Since then Robinson has been a staunch and outspoken advocate for civil rights and marriage equality for lesbian, gay, bisexual, and transgender people. He also has led retreat programs, coordinated youth ministries, started mentoring programs for clergy, and worked with AIDS patients in the United States, Uganda, and South Africa.
His talk, "Justice and Compassion in an Age of Demonization," is part of Elmhurst College’s Speaking of Faith lecture series and is presented in cooperation with The Episcopal Church of Our Saviour, which is celebrating its 150th anniversary in Elmhurst.
Robinson is the co-author of three AIDS education curricula for youth and adults, and has been an advocate for anti-racism training in his diocese and the wider church.

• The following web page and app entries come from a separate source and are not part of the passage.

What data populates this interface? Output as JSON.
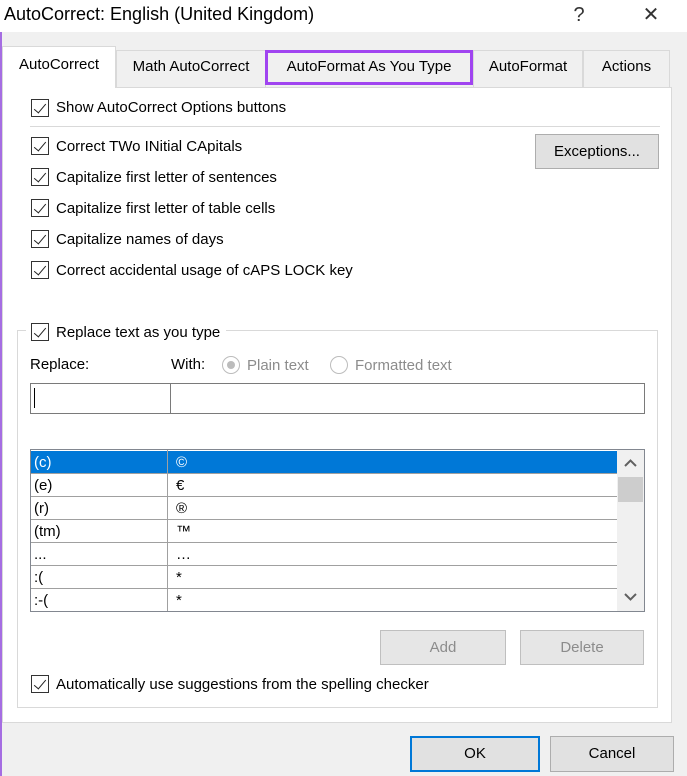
{
  "window": {
    "title": "AutoCorrect: English (United Kingdom)",
    "help": "?",
    "close": "✕"
  },
  "tabs": [
    {
      "label": "AutoCorrect",
      "active": true
    },
    {
      "label": "Math AutoCorrect"
    },
    {
      "label": "AutoFormat As You Type",
      "highlighted": true,
      "highlight_color": "#a044f0"
    },
    {
      "label": "AutoFormat"
    },
    {
      "label": "Actions"
    }
  ],
  "options": [
    {
      "label": "Show AutoCorrect Options buttons",
      "checked": true
    },
    {
      "label": "Correct TWo INitial CApitals",
      "checked": true
    },
    {
      "label": "Capitalize first letter of sentences",
      "checked": true
    },
    {
      "label": "Capitalize first letter of table cells",
      "checked": true
    },
    {
      "label": "Capitalize names of days",
      "checked": true
    },
    {
      "label": "Correct accidental usage of cAPS LOCK key",
      "checked": true
    }
  ],
  "exceptions_button": "Exceptions...",
  "replace": {
    "checkbox": "Replace text as you type",
    "checked": true,
    "replace_label": "Replace:",
    "with_label": "With:",
    "plain_text": "Plain text",
    "formatted_text": "Formatted text",
    "selected_format": "Plain text",
    "replace_value": "",
    "with_value": "",
    "entries": [
      [
        "(c)",
        "©"
      ],
      [
        "(e)",
        "€"
      ],
      [
        "(r)",
        "®"
      ],
      [
        "(tm)",
        "™"
      ],
      [
        "...",
        "…"
      ],
      [
        ":(",
        "*"
      ],
      [
        ":-(",
        "*"
      ]
    ],
    "selected_index": 0,
    "add": "Add",
    "delete": "Delete"
  },
  "spelling_checkbox": {
    "label": "Automatically use suggestions from the spelling checker",
    "checked": true
  },
  "footer": {
    "ok": "OK",
    "cancel": "Cancel"
  },
  "colors": {
    "selection": "#0078d7",
    "ok_border": "#0078d7"
  }
}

He has lobbied at the state, national, and international levels for equal protection under the law and full marriage rights for LGBT people.
In 2010 Robinson announced plans to retire next January, citing the toll that has been taken on him, his family, and the diocese since his consecration—an event that led to death threats against him and that set off a historic rift in the Anglican communion, whose churches are in more than 160 countries. But those who know Robinson say he will not be retiring from public life.
Robinson is the subject of a new documentary film, Love Free or Die: How the Bishop of New Hampshire Is Changing the World, which premiered at the Sundance Film Festival earlier this year. The Bishop's latest book, God Believes in Love: Straight Talk about Gay Marriage, was released on September 18 by Alfred Knopf.
Recorded Thursday, October 4, 2012 at Hammerschmidt Memorial Chapel, Elmhurst College.